  2. Can’t lie, in this I am glad I have a Miles. Two weeks of nothing and he was just a tiny bit up — no theatrics or fireworks for us.

  3. Unfortunately, all the rehab I’ve done has been so basic, there’s really nothing to do but what little work you’re told. 5 minutes of trot? Yep. trot. 5 minutes. No framing up. No lateral work. No sitting trot. No small circles. Just five minutes of trot loose and forward (and try not to die).
    Rehab is pretty boring (you know unless they’re trying to kill you). But if you take your time and do it right, it’s worth it in the end.

  4. Murray and I have been schooling the w/t transitions and free walk-walk transition. Those are two things we always struggle with on our tests AND I’m happy to say I’ve seen and felt improvement. I’ve also been working on the T3 serpentine with him, really trying to get both of us in the habit of changing bend without over-management of the contact or over-use of my hands. I feel like it keeps us working and moving forward, but doesn’t require too much loading of the hocks (or bending of the neck, really!). Harder to do when you aren’t supposed to tackle contact yet, though!

    1. Hacking has been the main MO. Tried a hill yesterday but since her manifestation of being up is to spook at everything we got half way and froze and wanted to spin off the hill/mound it was awesome 😛

  5. I like to listen to books on tape while doing rehab. Keeps me from going insane. Thankfully Nilla was not a nightmare for rehab.

  6. When I was rehabbing Candy, I took the time to go back to the basics. We did a lot of walking/trotting dressage tests (so…. lots of 20m circles at the walk), working on straightness/bend/adjustability. It’s never fun! Hoping the process goes quickly!
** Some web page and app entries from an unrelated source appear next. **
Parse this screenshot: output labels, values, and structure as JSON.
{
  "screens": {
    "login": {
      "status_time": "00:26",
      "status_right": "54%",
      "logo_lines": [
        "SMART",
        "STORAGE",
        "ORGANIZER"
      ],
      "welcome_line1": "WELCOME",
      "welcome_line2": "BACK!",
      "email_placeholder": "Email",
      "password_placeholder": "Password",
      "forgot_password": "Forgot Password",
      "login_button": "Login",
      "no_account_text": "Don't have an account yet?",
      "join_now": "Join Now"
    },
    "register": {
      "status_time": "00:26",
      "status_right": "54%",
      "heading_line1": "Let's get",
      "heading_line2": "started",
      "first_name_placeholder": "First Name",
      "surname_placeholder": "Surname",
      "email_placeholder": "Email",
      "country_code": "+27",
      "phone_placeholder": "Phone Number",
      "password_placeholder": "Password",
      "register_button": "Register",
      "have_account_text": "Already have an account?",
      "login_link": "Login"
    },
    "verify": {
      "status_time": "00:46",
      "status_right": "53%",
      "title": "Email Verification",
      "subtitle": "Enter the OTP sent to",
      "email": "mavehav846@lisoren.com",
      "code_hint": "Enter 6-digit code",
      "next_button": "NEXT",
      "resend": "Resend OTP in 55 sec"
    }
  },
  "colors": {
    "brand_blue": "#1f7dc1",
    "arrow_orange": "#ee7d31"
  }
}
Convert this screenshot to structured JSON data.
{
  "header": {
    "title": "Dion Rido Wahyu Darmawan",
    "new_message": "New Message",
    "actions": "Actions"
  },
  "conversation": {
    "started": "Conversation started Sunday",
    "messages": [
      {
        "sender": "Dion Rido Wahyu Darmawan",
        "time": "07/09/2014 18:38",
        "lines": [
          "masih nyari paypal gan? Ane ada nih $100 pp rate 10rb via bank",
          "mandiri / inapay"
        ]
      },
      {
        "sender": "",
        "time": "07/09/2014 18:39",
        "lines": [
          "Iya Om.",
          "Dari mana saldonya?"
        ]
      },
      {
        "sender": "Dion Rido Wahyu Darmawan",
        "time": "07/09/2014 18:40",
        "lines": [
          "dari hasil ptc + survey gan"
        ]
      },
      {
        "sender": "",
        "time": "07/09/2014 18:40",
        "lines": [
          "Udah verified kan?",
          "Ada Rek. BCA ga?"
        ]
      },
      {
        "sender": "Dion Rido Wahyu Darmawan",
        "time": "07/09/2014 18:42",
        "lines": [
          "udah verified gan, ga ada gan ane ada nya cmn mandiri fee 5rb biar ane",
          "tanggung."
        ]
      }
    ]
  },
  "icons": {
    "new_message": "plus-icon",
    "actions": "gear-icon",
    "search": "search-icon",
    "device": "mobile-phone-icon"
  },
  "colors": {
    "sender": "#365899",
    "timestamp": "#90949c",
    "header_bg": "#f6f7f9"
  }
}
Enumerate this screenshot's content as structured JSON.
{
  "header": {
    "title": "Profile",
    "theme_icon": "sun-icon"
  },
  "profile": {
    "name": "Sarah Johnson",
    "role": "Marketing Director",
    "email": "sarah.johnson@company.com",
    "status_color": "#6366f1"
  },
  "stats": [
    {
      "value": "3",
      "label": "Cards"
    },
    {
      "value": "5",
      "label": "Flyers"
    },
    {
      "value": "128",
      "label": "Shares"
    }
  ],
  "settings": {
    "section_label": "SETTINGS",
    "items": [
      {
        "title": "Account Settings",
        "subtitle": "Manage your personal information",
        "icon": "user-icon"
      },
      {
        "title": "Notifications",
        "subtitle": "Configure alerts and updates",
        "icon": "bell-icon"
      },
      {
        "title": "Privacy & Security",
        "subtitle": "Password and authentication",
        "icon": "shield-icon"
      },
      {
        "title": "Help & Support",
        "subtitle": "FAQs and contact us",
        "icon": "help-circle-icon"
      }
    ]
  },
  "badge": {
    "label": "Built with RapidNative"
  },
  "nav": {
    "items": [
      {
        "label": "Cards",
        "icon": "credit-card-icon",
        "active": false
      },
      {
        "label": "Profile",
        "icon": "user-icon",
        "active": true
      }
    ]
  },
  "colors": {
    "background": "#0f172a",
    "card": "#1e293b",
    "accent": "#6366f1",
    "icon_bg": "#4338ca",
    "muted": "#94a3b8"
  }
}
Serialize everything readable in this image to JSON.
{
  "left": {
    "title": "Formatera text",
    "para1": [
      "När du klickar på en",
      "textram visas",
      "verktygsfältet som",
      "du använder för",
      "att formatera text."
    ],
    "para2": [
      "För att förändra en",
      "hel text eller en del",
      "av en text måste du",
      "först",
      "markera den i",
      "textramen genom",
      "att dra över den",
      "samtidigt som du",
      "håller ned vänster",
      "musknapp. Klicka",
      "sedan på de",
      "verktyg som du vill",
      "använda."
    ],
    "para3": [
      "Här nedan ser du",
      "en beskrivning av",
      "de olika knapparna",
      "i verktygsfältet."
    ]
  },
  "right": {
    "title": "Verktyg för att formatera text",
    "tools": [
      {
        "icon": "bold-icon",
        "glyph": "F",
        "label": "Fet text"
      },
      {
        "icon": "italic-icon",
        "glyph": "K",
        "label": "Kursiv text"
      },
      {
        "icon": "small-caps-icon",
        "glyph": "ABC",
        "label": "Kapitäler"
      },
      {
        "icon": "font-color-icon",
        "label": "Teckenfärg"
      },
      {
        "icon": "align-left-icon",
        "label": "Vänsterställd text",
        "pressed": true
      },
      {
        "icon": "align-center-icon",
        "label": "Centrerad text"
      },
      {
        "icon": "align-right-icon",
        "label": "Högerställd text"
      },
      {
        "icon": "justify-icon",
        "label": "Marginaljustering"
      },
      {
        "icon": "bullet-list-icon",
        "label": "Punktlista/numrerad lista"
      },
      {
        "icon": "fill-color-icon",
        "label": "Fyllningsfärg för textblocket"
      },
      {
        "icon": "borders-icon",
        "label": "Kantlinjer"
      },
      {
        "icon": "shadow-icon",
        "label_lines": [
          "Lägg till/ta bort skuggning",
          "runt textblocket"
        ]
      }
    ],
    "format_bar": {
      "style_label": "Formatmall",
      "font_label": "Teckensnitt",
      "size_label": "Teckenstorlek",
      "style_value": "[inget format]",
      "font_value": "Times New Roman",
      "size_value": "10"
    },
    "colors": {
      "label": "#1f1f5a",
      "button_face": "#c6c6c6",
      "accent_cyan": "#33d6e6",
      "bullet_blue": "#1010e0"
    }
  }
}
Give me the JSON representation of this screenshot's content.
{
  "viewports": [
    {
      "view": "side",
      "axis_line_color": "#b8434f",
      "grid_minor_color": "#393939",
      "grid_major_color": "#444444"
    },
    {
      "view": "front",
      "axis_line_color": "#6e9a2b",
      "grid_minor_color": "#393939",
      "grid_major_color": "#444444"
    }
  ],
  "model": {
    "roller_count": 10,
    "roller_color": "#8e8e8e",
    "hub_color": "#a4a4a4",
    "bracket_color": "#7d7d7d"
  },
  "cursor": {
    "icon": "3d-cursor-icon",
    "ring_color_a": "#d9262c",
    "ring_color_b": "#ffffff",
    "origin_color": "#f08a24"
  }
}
  7. I work on me. Am I sitting evenly? Am I sitting up? Where are my legs? My hands? Is my seat following? How about my hands following? Is she listening to my seat and half halts? Can I make her stride longer or shorter just from my seat and legs? Etc. You can work on your position and core and her attention to your aids without ever touching the reins and start building muscle and muscle memory even at the walk.